■ **Task item**: Your answer must restate the listing below word for word and contain no images.

(Study material Opens)

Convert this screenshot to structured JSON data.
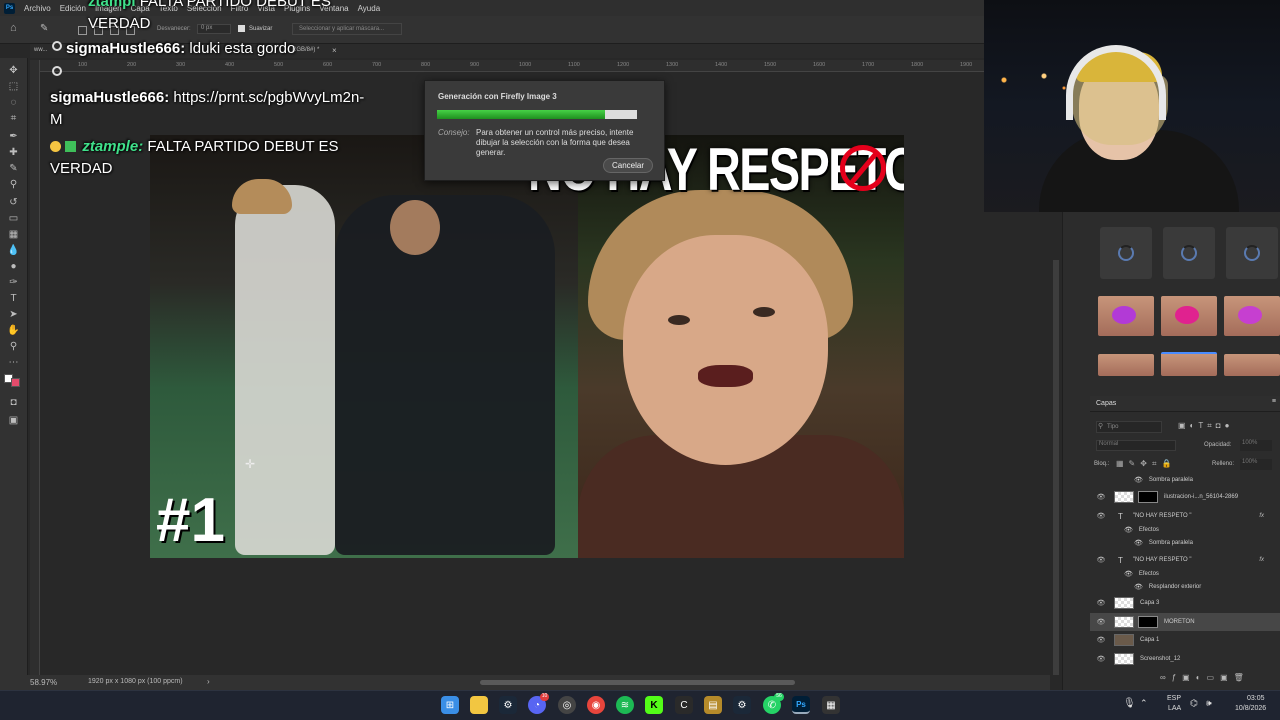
{
  "menubar": {
    "logo": "Ps",
    "items": [
      "Archivo",
      "Edición",
      "Imagen",
      "Capa",
      "Texto",
      "Selección",
      "Filtro",
      "Vista",
      "Plugins",
      "Ventana",
      "Ayuda"
    ]
  },
  "optionsbar": {
    "desvanecer_label": "Desvanecer:",
    "desvanecer_value": "0 px",
    "suavizar_label": "Suavizar",
    "select_mask_label": "Seleccionar y aplicar máscara..."
  },
  "document_tab": {
    "label": "ww...",
    "suffix": "RGB/8#) *",
    "close": "×"
  },
  "ruler": {
    "ticks": [
      "100",
      "200",
      "300",
      "400",
      "500",
      "600",
      "700",
      "800",
      "900",
      "1000",
      "1100",
      "1200",
      "1300",
      "1400",
      "1500",
      "1600",
      "1700",
      "1800",
      "1900",
      "20"
    ]
  },
  "chat": {
    "messages": [
      {
        "user": "ztampl",
        "text": "FALTA PARTIDO DEBUT ES VERDAD"
      },
      {
        "user": "sigmaHustle666:",
        "text": "lduki esta gordo"
      },
      {
        "user": "sigmaHustle666:",
        "text": "https://prnt.sc/pgbWvyLm2n-M"
      },
      {
        "user": "ztample:",
        "text": "FALTA PARTIDO DEBUT ES VERDAD"
      }
    ]
  },
  "artwork": {
    "headline": "NO HAY RESPETO",
    "quote_mark": "\"",
    "rank": "#1"
  },
  "dialog": {
    "title": "Generación con Firefly Image 3",
    "progress": 0.84,
    "tip_label": "Consejo:",
    "tip_text": "Para obtener un control más preciso, intente dibujar la selección con la forma que desea generar.",
    "cancel_label": "Cancelar"
  },
  "statusbar": {
    "zoom": "58.97%",
    "doc_info": "1920 px x 1080 px (100 ppcm)",
    "arrow": "›"
  },
  "layers_panel": {
    "title": "Capas",
    "search_placeholder": "Tipo",
    "blend_mode": "Normal",
    "opacity_label": "Opacidad:",
    "opacity_value": "100%",
    "lock_label": "Bloq.:",
    "fill_label": "Relleno:",
    "fill_value": "100%",
    "layers": [
      {
        "name": "Sombra paralela",
        "kind": "effect"
      },
      {
        "name": "ilustracion-i...n_56104-2869",
        "kind": "image-mask"
      },
      {
        "name": "\"NO HAY RESPETO \"",
        "kind": "text",
        "fx": "fx"
      },
      {
        "name": "Efectos",
        "kind": "effects-group"
      },
      {
        "name": "Sombra paralela",
        "kind": "effect"
      },
      {
        "name": "\"NO HAY RESPETO \"",
        "kind": "text",
        "fx": "fx"
      },
      {
        "name": "Efectos",
        "kind": "effects-group"
      },
      {
        "name": "Resplandor exterior",
        "kind": "effect"
      },
      {
        "name": "Capa 3",
        "kind": "image"
      },
      {
        "name": "MORETON",
        "kind": "image-mask",
        "selected": true
      },
      {
        "name": "Capa 1",
        "kind": "image"
      },
      {
        "name": "Screenshot_12",
        "kind": "image"
      }
    ]
  },
  "taskbar": {
    "icons": [
      "windows-icon",
      "file-explorer-icon",
      "steam-icon",
      "discord-icon",
      "chrome-alt-icon",
      "chrome-icon",
      "spotify-icon",
      "kick-icon",
      "ccleaner-icon",
      "winrar-icon",
      "steam-icon-2",
      "whatsapp-icon",
      "photoshop-icon",
      "game-icon"
    ],
    "discord_badge": "10",
    "whatsapp_badge": "56",
    "lang_top": "ESP",
    "lang_bottom": "LAA",
    "time": "03:05",
    "date": "10/8/2026"
  },
  "colors": {
    "accent": "#31a8ff",
    "progress_green": "#34b934",
    "ban_red": "#e4001b"
  }
}
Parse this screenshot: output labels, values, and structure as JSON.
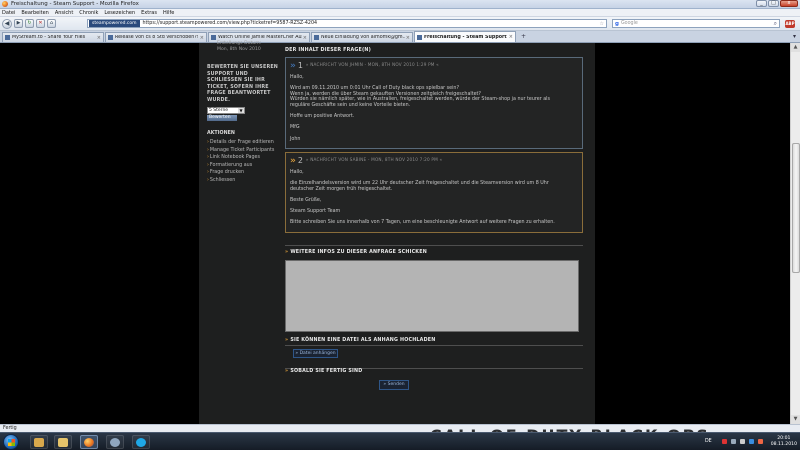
{
  "window": {
    "title": "Freischaltung - Steam Support - Mozilla Firefox",
    "min": "_",
    "max": "□",
    "close": "x"
  },
  "menu": [
    "Datei",
    "Bearbeiten",
    "Ansicht",
    "Chronik",
    "Lesezeichen",
    "Extras",
    "Hilfe"
  ],
  "nav": {
    "back": "◀",
    "forward": "▶",
    "reload": "↻",
    "stop": "✕",
    "home": "⌂",
    "site_badge": "steampowered.com",
    "url": "https://support.steampowered.com/view.php?ticketref=9587-RZSZ-4204",
    "search_engine": "g",
    "search_placeholder": "Google"
  },
  "tabs": [
    {
      "label": "MyStream.to - Share Your Files",
      "active": false
    },
    {
      "label": "Release von cs 8 Std verschoben?!?...",
      "active": false
    },
    {
      "label": "Watch Online Jamie MasterChef Aus...",
      "active": false
    },
    {
      "label": "Neue Einladung von almomk@gm...",
      "active": false
    },
    {
      "label": "Freischaltung - Steam Support",
      "active": true
    }
  ],
  "tab_controls": {
    "new": "+",
    "list": "▾"
  },
  "left": {
    "ticket_date_top": "Erstellungs-Datum:",
    "ticket_date": "Mon, 8th Nov 2010",
    "rate_text": "BEWERTEN SIE UNSEREN SUPPORT UND SCHLIESSEN SIE IHR TICKET, SOFERN IHRE FRAGE BEANTWORTET WURDE.",
    "rate_select": "5 Sterne",
    "rate_button": "Bewerten",
    "actions_title": "AKTIONEN",
    "actions": [
      "Details der Frage editieren",
      "Manage Ticket Participants",
      "Link Notebook Pages",
      "Formatierung aus",
      "Frage drucken",
      "Schliessen"
    ]
  },
  "main": {
    "content_title": "DER INHALT DIESER FRAGE(N)",
    "messages": [
      {
        "num": "1",
        "meta": "» NACHRICHT VON JHMIN - MON, 8TH NOV 2010 1:29 PM «",
        "lines": [
          "Hallo,",
          "",
          "Wird am 09.11.2010 um 0:01 Uhr Call of Duty black ops spielbar sein?",
          "Wenn ja, werden die über Steam gekauften Versionen zeitgleich freigeschaltet?",
          "Würden sie nämlich später, wie in Australien, freigeschaltet werden, würde der Steam-shop ja nur teurer als",
          "reguläre Geschäfte sein und keine Vorteile bieten.",
          "",
          "Hoffe um positive Antwort.",
          "",
          "MfG",
          "",
          "John"
        ]
      },
      {
        "num": "2",
        "meta": "» NACHRICHT VON SABINE - MON, 8TH NOV 2010 7:20 PM «",
        "lines": [
          "Hallo,",
          "",
          "die Einzelhandelsversion wird um 22 Uhr deutscher Zeit freigeschaltet und die Steamversion wird um 8 Uhr",
          "deutscher Zeit morgen früh freigeschaltet.",
          "",
          "Beste Grüße,",
          "",
          "Steam Support Team",
          "",
          "Bitte schreiben Sie uns innerhalb von 7 Tagen, um eine beschleunigte Antwort auf weitere Fragen zu erhalten."
        ]
      }
    ],
    "reply_title": "WEITERE INFOS ZU DIESER ANFRAGE SCHICKEN",
    "attach_title": "SIE KÖNNEN EINE DATEI ALS ANHANG HOCHLADEN",
    "attach_button": "» Datei anhängen",
    "done_title": "SOBALD SIE FERTIG SIND",
    "submit_button": "» Senden"
  },
  "status": {
    "text": "Fertig"
  },
  "taskbar": {
    "lang": "DE",
    "time": "20:01",
    "date": "08.11.2010",
    "background_text": "CALL OF DUTY BLACK OPS"
  },
  "colors": {
    "accent_orange": "#d89a3a",
    "accent_blue": "#3f6ea8",
    "page_bg": "#1e1f1f"
  }
}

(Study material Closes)

■ **Response**:
Convert this screenshot to structured JSON data.
{
  "menubar": {
    "logo": "Ps",
    "items": [
      "Archivo",
      "Edición",
      "Imagen",
      "Capa",
      "Texto",
      "Selección",
      "Filtro",
      "Vista",
      "Plugins",
      "Ventana",
      "Ayuda"
    ]
  },
  "optionsbar": {
    "desvanecer_label": "Desvanecer:",
    "desvanecer_value": "0 px",
    "suavizar_label": "Suavizar",
    "select_mask_label": "Seleccionar y aplicar máscara..."
  },
  "document_tab": {
    "label": "ww...",
    "suffix": "RGB/8#) *",
    "close": "×"
  },
  "ruler": {
    "ticks": [
      "100",
      "200",
      "300",
      "400",
      "500",
      "600",
      "700",
      "800",
      "900",
      "1000",
      "1100",
      "1200",
      "1300",
      "1400",
      "1500",
      "1600",
      "1700",
      "1800",
      "1900",
      "20"
    ]
  },
  "chat": {
    "messages": [
      {
        "user": "ztampl",
        "text": "FALTA PARTIDO DEBUT ES VERDAD"
      },
      {
        "user": "sigmaHustle666:",
        "text": "lduki esta gordo"
      },
      {
        "user": "sigmaHustle666:",
        "text": "https://prnt.sc/pgbWvyLm2n-M"
      },
      {
        "user": "ztample:",
        "text": "FALTA PARTIDO DEBUT ES VERDAD"
      }
    ]
  },
  "artwork": {
    "headline": "NO HAY RESPETO",
    "quote_mark": "\"",
    "rank": "#1"
  },
  "dialog": {
    "title": "Generación con Firefly Image 3",
    "progress": 0.84,
    "tip_label": "Consejo:",
    "tip_text": "Para obtener un control más preciso, intente dibujar la selección con la forma que desea generar.",
    "cancel_label": "Cancelar"
  },
  "statusbar": {
    "zoom": "58.97%",
    "doc_info": "1920 px x 1080 px (100 ppcm)",
    "arrow": "›"
  },
  "layers_panel": {
    "title": "Capas",
    "search_placeholder": "Tipo",
    "blend_mode": "Normal",
    "opacity_label": "Opacidad:",
    "opacity_value": "100%",
    "lock_label": "Bloq.:",
    "fill_label": "Relleno:",
    "fill_value": "100%",
    "layers": [
      {
        "name": "Sombra paralela",
        "kind": "effect"
      },
      {
        "name": "ilustracion-i...n_56104-2869",
        "kind": "image-mask"
      },
      {
        "name": "\"NO HAY RESPETO \"",
        "kind": "text",
        "fx": "fx"
      },
      {
        "name": "Efectos",
        "kind": "effects-group"
      },
      {
        "name": "Sombra paralela",
        "kind": "effect"
      },
      {
        "name": "\"NO HAY RESPETO \"",
        "kind": "text",
        "fx": "fx"
      },
      {
        "name": "Efectos",
        "kind": "effects-group"
      },
      {
        "name": "Resplandor exterior",
        "kind": "effect"
      },
      {
        "name": "Capa 3",
        "kind": "image"
      },
      {
        "name": "MORETON",
        "kind": "image-mask",
        "selected": true
      },
      {
        "name": "Capa 1",
        "kind": "image"
      },
      {
        "name": "Screenshot_12",
        "kind": "image"
      }
    ]
  },
  "taskbar": {
    "icons": [
      "windows-icon",
      "file-explorer-icon",
      "steam-icon",
      "discord-icon",
      "chrome-alt-icon",
      "chrome-icon",
      "spotify-icon",
      "kick-icon",
      "ccleaner-icon",
      "winrar-icon",
      "steam-icon-2",
      "whatsapp-icon",
      "photoshop-icon",
      "game-icon"
    ],
    "discord_badge": "10",
    "whatsapp_badge": "56",
    "lang_top": "ESP",
    "lang_bottom": "LAA",
    "time": "03:05",
    "date": "10/8/2026"
  },
  "colors": {
    "accent": "#31a8ff",
    "progress_green": "#34b934",
    "ban_red": "#e4001b"
  }
}
Parse this screenshot: output labels, values, and structure as JSON.
{
  "window": {
    "title": "Freischaltung - Steam Support - Mozilla Firefox",
    "min": "_",
    "max": "□",
    "close": "x"
  },
  "menu": [
    "Datei",
    "Bearbeiten",
    "Ansicht",
    "Chronik",
    "Lesezeichen",
    "Extras",
    "Hilfe"
  ],
  "nav": {
    "back": "◀",
    "forward": "▶",
    "reload": "↻",
    "stop": "✕",
    "home": "⌂",
    "site_badge": "steampowered.com",
    "url": "https://support.steampowered.com/view.php?ticketref=9587-RZSZ-4204",
    "search_engine": "g",
    "search_placeholder": "Google"
  },
  "tabs": [
    {
      "label": "MyStream.to - Share Your Files",
      "active": false
    },
    {
      "label": "Release von cs 8 Std verschoben?!?...",
      "active": false
    },
    {
      "label": "Watch Online Jamie MasterChef Aus...",
      "active": false
    },
    {
      "label": "Neue Einladung von almomk@gm...",
      "active": false
    },
    {
      "label": "Freischaltung - Steam Support",
      "active": true
    }
  ],
  "tab_controls": {
    "new": "+",
    "list": "▾"
  },
  "left": {
    "ticket_date_top": "Erstellungs-Datum:",
    "ticket_date": "Mon, 8th Nov 2010",
    "rate_text": "BEWERTEN SIE UNSEREN SUPPORT UND SCHLIESSEN SIE IHR TICKET, SOFERN IHRE FRAGE BEANTWORTET WURDE.",
    "rate_select": "5 Sterne",
    "rate_button": "Bewerten",
    "actions_title": "AKTIONEN",
    "actions": [
      "Details der Frage editieren",
      "Manage Ticket Participants",
      "Link Notebook Pages",
      "Formatierung aus",
      "Frage drucken",
      "Schliessen"
    ]
  },
  "main": {
    "content_title": "DER INHALT DIESER FRAGE(N)",
    "messages": [
      {
        "num": "1",
        "meta": "» NACHRICHT VON JHMIN - MON, 8TH NOV 2010 1:29 PM «",
        "lines": [
          "Hallo,",
          "",
          "Wird am 09.11.2010 um 0:01 Uhr Call of Duty black ops spielbar sein?",
          "Wenn ja, werden die über Steam gekauften Versionen zeitgleich freigeschaltet?",
          "Würden sie nämlich später, wie in Australien, freigeschaltet werden, würde der Steam-shop ja nur teurer als",
          "reguläre Geschäfte sein und keine Vorteile bieten.",
          "",
          "Hoffe um positive Antwort.",
          "",
          "MfG",
          "",
          "John"
        ]
      },
      {
        "num": "2",
        "meta": "» NACHRICHT VON SABINE - MON, 8TH NOV 2010 7:20 PM «",
        "lines": [
          "Hallo,",
          "",
          "die Einzelhandelsversion wird um 22 Uhr deutscher Zeit freigeschaltet und die Steamversion wird um 8 Uhr",
          "deutscher Zeit morgen früh freigeschaltet.",
          "",
          "Beste Grüße,",
          "",
          "Steam Support Team",
          "",
          "Bitte schreiben Sie uns innerhalb von 7 Tagen, um eine beschleunigte Antwort auf weitere Fragen zu erhalten."
        ]
      }
    ],
    "reply_title": "WEITERE INFOS ZU DIESER ANFRAGE SCHICKEN",
    "attach_title": "SIE KÖNNEN EINE DATEI ALS ANHANG HOCHLADEN",
    "attach_button": "» Datei anhängen",
    "done_title": "SOBALD SIE FERTIG SIND",
    "submit_button": "» Senden"
  },
  "status": {
    "text": "Fertig"
  },
  "taskbar": {
    "lang": "DE",
    "time": "20:01",
    "date": "08.11.2010",
    "background_text": "CALL OF DUTY BLACK OPS"
  },
  "colors": {
    "accent_orange": "#d89a3a",
    "accent_blue": "#3f6ea8",
    "page_bg": "#1e1f1f"
  }
}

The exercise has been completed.